■ WHAT THIS TASK INVOLVES ■
What you return must be every line below that includes the word "JSON".

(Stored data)
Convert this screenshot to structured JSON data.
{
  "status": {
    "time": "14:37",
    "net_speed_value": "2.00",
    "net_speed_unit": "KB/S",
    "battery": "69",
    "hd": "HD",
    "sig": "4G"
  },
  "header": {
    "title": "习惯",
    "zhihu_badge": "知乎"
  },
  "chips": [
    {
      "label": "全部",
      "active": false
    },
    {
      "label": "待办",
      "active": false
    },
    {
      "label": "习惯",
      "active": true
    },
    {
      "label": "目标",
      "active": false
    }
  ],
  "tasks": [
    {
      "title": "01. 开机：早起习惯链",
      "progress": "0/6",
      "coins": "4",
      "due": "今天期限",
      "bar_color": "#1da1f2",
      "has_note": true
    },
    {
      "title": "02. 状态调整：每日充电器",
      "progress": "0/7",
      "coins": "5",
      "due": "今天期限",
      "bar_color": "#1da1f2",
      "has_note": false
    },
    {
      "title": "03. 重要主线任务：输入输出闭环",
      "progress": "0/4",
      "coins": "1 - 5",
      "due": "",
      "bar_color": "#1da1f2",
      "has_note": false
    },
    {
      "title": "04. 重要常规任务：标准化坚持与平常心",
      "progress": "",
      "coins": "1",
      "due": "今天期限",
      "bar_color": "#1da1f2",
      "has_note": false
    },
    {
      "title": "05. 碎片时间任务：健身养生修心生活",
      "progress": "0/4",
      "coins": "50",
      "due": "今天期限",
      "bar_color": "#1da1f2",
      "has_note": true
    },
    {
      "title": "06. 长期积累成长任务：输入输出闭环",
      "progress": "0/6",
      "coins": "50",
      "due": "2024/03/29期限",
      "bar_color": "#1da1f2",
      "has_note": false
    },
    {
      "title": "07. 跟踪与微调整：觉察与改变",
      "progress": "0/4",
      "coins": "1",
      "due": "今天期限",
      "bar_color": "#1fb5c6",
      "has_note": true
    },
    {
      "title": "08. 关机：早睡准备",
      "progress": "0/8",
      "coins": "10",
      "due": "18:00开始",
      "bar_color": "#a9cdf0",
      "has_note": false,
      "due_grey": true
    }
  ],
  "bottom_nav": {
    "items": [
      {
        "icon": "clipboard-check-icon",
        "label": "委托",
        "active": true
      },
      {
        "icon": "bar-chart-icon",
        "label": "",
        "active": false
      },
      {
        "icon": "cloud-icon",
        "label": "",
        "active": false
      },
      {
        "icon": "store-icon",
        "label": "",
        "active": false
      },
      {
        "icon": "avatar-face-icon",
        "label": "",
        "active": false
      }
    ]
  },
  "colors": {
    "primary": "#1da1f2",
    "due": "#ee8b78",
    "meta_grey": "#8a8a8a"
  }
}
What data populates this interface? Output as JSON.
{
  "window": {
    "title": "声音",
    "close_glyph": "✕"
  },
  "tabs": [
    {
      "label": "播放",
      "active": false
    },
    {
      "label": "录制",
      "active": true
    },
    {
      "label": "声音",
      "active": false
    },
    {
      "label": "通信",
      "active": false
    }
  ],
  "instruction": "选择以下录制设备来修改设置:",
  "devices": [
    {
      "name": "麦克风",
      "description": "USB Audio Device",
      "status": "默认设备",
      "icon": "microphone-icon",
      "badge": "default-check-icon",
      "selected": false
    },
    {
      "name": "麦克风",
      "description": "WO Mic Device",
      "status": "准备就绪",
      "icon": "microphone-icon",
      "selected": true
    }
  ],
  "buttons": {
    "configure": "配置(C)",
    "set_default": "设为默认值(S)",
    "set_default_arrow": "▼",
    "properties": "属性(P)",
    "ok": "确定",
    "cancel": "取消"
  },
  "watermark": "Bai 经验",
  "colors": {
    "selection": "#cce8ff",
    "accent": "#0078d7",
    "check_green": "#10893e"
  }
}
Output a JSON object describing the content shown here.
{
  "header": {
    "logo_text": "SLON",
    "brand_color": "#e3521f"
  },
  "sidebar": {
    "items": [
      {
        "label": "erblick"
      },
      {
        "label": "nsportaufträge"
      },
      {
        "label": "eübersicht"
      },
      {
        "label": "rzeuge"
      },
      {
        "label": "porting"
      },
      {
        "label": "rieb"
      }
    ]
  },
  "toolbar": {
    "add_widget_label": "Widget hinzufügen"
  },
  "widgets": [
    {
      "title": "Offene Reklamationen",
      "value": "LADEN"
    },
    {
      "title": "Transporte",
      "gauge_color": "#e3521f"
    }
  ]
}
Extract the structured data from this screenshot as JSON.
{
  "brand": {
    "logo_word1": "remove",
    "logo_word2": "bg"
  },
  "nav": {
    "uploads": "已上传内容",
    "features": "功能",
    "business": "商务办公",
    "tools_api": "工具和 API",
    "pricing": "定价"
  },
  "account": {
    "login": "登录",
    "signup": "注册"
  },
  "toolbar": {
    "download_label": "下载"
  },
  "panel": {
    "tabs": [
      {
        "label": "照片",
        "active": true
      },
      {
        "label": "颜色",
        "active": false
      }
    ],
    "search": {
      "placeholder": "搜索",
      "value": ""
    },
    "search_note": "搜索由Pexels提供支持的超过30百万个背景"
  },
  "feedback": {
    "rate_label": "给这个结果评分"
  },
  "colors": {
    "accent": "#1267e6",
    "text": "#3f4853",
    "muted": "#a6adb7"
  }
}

■ TASK RESULT ■
Convert this screenshot to structured JSON data.
What data populates this interface? Output as JSON.
Output a JSON object describing the content shown here.
Extract the structured data from this screenshot as JSON.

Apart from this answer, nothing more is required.